Loyal readers are no doubt wondering what happened to last week’s post; I know that many of you plan your week around the sunbursts of appellate goodness that rarely regularly shine forth from these pages. The short answer is that it’s hiding. Last week I did a guest post at Chris Hill’s blog, Construction Law Musings, about… Continue Reading

AME Financial Corp. and Abuses of Discretion

Posted in Appellate Practice
I’m a sucker for a good standard of review. As the Curmudgeon likes to say, the standard of review decides cases. And sometimes, unfortunately, that standard of review is abuse of discretion. See, e.g., John Crane, Inc. v. Jones, 650 S.E.2d 851 (2007) (affirming trial court’s exercise of discretion; accidentally starting inexorable urban legend about expert disclosures). What… Continue Reading

The Five Best Parts of Virginia Law (or Practice)

Posted in Appellate Practice
A few weeks ago, we welcomed Virginia’s new justices and appellate judges with a piece about the five worst parts of Virginia law. In hindsight, that was probably a little rude: “Welcome to your new job. Here’s why it sucks.” To make amends, here is a list of the five best parts of Virginia law (or, maybe more precisely, practice): Oral Argument.… Continue Reading

The Five Worst Parts of Virginia Law

Posted in Appellate Practice
On Friday, Virginia appellate lawyers breathed a sigh of relief as the powers that be filled a crucial vacancy–and not a moment too soon. I think I speak for all of us when I say that we congratulate Jurgen Klinsmann on being named the 35th coach of the U.S. National Team, and look forward to his tenure. Also, the General Assembly elected some judges… Continue Reading

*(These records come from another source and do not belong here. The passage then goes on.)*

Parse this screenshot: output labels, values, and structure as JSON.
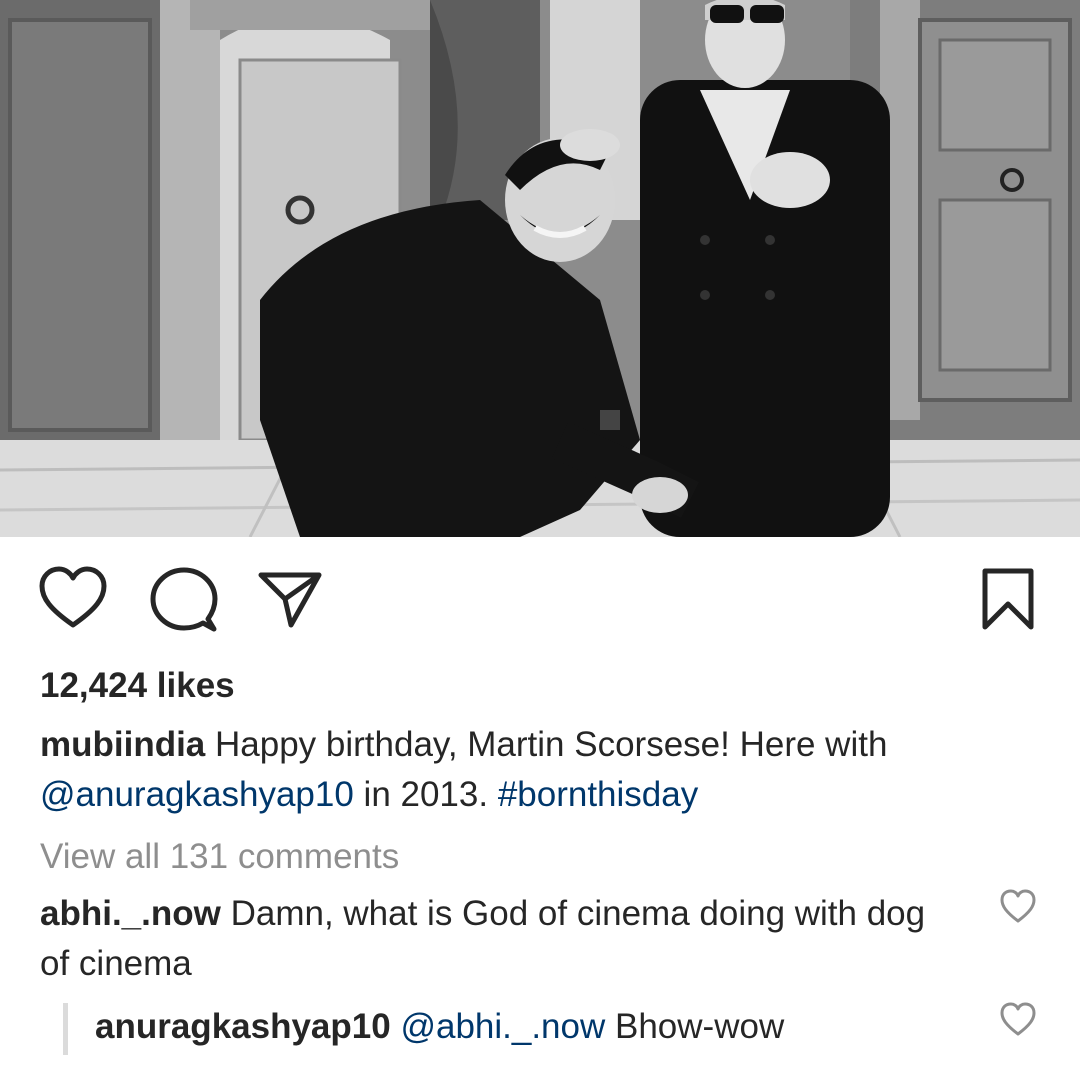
{
  "post": {
    "likes_text": "12,424 likes",
    "caption": {
      "username": "mubiindia",
      "text_part1": " Happy birthday, Martin Scorsese! Here with ",
      "mention": "@anuragkashyap10",
      "text_part2": " in 2013. ",
      "hashtag": "#bornthisday"
    },
    "view_all_comments": "View all 131 comments"
  },
  "comments": [
    {
      "username": "abhi._.now",
      "text": " Damn, what is God of cinema doing with dog of cinema"
    }
  ],
  "replies": [
    {
      "username": "anuragkashyap10",
      "mention": " @abhi._.now",
      "text": " Bhow-wow"
    }
  ],
  "icons": {
    "like": "heart-icon",
    "comment": "comment-bubble-icon",
    "share": "paper-plane-icon",
    "save": "bookmark-icon",
    "comment_like": "heart-icon"
  },
  "colors": {
    "text": "#262626",
    "link": "#00376b",
    "muted": "#8e8e8e",
    "reply_bar": "#dbdbdb"
  }
}
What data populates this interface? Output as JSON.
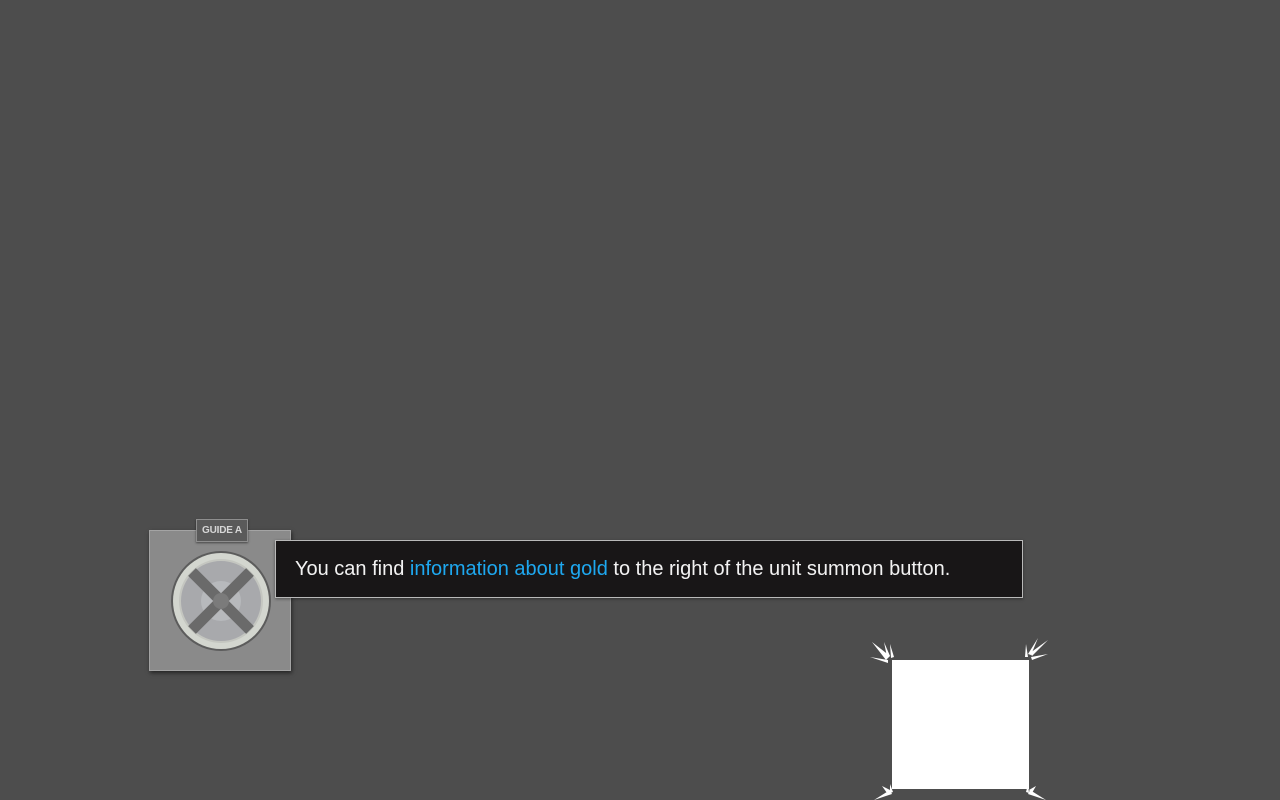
{
  "guide": {
    "tag_label": "GUIDE A",
    "avatar_icon": "crossed-wheel-icon"
  },
  "dialog": {
    "text_before": "You can find ",
    "text_highlight": "information about gold",
    "text_after": " to the right of the unit summon button.",
    "highlight_color": "#1ea8f0"
  },
  "focus": {
    "fill_color": "#ffffff",
    "marker_icon": "corner-burst-icon"
  },
  "colors": {
    "background": "#4d4d4d",
    "dialog_background": "#181617",
    "card_background": "#8a8a8a"
  }
}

Guest Post: Eric Reed on Bond v. United States

Posted in Appellate Practice
According to a piece on the WSJ’s opinion page this morning, Bond v. United States may be the most important SCOTUS opinion of the year. David Rivkin and Lee Casey read Bond’s unanimous reaffirmation of dual sovereignty as an existential threat to the Patient Protection and Affordable Care Act (or “ObamaCare,” depending on your political perspective). We have… Continue Reading

The Finality Trap and Other Drinking Games

Posted in Appellate Practice
Apologies for the light blogging recently. I’ve been tied up with other pursuits–which, as its turns out, may inure to your benefit: Last week, I spent some of my (increasingly limited) nonbillable time on a webinar for Virginia CLE called “Blogging 101: Legal, Practical, Ethical, and Evidentiary Issues for Lawyers and Clients.” I learned that the webinar is a… Continue Reading

Musings of a Rookie Justice: Justice Mims Reflects on His First Year on the Supreme Court of Virginia

Posted in Appellate Practice
Justice Mims stole the show at this year’s VTLA convention, sharing his reflections on his first year on SCOVA a year to the day after he was sworn in. For some reason, most speakers at the convention chose to focus on the unpleasant, pre-appeal formalities–all that stuff that happens in the trial court with the evidence, the witnesses, the shouting, and the jurors. Not… Continue Reading